Here's something I did this week, for instance, for a unit covering Geoffrey Chaucer's Canterbury Tales:

Step One: Instead of "setting up" Chaucer in class by lecturing about or discussing together the historical and literary contexts of Chaucer's work, I recorded a podcast (using GarageBand, but if you don't have a mac, check out Audacity, which is free online) that covered in 20 mins. what would have taken at least one entire class period. (You can listen to the podcast by going here).

Step Two: I also created an online discussion thread that prompted students to share insights and thoughts about the podcast they were required to listen to. Every student had to contribute at least once to the discussion, which also was a way for me to monitor that students were listening to the required material. In my case, I utilized the class's portal page to set up the discussion (we use Finalsite at Oakridge), but one could make use of several free, online programs such as Slack.

For almost every unit now, I follow steps 1 & 2.  Students can complete the requirements easily over a weekend, and they're ready to get down to the business of practicing the skills of reading (and writing) together come Monday morning.

Step Three: Students come to class, and first thing, there's highlights from the weekend's online discussion projected on the digital screen for everyone to see. Naturally, it creates conversation at the beginning of class, but quickly, we turn to the text, reading closely together the first lines of Chaucer's Prologue to the Canterbury Tales. Each person gets a specific task (like determining tone, cataloging imagery, detecting allusions, etc.), and with everyone, I model how to read closely the opening passages on the Knight and the Squire. (This gives me the chance to show the difference between idealizing or satirizing a given character...)

Step Four: Students break into groups, and each group gets a character that's portrayed in the opening Prologue. I project on the screen a URL to a Google Doc that everyone can access and edit, and on that doc are questions to guide each group as they read critically the passages that were assigned to them. (The doc looks something like this).

As groups, students must catalog and cite the concrete details that "stick out" after reading the passage in question. Second, they have to discuss and write down any commentary they infer collectively based on the details they've cited. At this point, they're also determining whether the passage is satire or something else. Their third task is to pretend that they're going to write a paragraph about the character in question. With this in mind, they write collaboratively a topic sentence that makes clear the main idea of the passage. (While all this is going on, I get to hover from group to group, helping where I can but mostly listening to the learning that's taking place among peers)

Step Five: After each group is finished, they have to present their work to the class. Someone reads the passage aloud, followed by a brief presentation of the concrete details and commentary they noted. Lastly, we workshop as a class the topic sentence they've constructed, discussing together its merits as well as where we see room for more development. Everyone participates in this process.
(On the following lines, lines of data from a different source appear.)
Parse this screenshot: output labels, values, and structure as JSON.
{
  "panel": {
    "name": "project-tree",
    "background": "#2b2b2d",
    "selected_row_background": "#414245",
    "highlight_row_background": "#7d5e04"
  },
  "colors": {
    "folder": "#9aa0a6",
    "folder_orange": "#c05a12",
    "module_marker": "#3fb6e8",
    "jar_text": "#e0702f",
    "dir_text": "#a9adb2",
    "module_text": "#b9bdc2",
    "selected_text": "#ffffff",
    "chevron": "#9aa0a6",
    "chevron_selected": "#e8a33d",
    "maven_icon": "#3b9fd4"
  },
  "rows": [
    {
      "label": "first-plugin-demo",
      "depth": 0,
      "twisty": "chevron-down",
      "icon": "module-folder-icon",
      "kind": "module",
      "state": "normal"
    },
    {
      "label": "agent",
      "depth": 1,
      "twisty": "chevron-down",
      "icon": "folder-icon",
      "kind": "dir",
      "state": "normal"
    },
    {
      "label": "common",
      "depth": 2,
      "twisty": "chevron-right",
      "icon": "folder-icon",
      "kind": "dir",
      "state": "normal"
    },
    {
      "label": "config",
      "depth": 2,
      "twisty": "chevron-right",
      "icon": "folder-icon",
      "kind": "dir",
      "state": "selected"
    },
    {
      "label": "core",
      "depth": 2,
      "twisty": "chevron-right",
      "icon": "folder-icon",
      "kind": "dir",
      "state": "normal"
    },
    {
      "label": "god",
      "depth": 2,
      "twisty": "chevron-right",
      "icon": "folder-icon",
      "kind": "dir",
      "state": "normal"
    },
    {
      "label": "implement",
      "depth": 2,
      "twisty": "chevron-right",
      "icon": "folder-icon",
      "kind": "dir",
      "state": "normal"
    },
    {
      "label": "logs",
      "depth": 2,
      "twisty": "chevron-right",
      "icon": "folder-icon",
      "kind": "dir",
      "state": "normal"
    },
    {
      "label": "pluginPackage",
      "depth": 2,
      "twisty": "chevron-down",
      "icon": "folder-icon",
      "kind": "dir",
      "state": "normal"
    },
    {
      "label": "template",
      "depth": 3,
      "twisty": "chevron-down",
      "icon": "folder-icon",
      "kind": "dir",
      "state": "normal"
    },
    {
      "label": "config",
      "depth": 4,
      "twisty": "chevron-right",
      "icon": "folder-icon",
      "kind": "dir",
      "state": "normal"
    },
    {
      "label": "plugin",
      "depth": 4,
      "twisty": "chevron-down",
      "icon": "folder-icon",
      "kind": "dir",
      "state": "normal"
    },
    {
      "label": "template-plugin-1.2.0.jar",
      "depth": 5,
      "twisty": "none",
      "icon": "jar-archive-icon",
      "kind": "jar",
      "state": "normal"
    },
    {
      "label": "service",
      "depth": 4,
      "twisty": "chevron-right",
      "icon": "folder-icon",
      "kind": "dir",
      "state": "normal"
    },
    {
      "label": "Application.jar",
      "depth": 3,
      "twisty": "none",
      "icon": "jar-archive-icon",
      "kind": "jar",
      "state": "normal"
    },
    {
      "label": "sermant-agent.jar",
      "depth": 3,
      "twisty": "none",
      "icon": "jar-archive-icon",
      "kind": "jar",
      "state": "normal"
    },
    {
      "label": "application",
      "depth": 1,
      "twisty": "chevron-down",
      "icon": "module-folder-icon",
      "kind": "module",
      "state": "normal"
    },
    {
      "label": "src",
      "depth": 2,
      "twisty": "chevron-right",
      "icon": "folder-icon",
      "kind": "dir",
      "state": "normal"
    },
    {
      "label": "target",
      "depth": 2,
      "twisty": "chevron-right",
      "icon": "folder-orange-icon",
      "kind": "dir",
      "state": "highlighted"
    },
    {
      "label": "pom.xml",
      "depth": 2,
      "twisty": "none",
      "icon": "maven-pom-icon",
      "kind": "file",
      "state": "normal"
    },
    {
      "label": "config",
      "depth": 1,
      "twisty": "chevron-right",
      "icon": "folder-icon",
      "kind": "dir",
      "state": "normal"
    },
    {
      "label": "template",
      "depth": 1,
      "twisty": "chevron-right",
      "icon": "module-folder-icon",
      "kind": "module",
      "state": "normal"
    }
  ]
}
Step Six: Once everyone has shared their work, we return to the Google Doc to complete the final task: namely, to create a Meme that makes clear the most important characteristic or flaw related to the character in question. Of course, this activity gets a lot of laughs, and sometimes we post them online for others to see as well.


The lesson I describe above works well with block scheduling. One would have to modify or break apart the stages if dealing with shorter class periods. To me, this is what a "flipped" English class would look like: We front-load the need-to-know info and facilitate much of the more open discussion outside of class so that class time can be spent practicing the art of reading and writing for each other in real time. It went well this week, and students appreciated the collaborative approach. Now we're repeating a similar process (minus the podcast) as we read some of the stories (specifically, "Pardoner's Tale" and "Wife of Bath's Tale"). After that, it's Macbeth, which means another podcast (which you can check out here).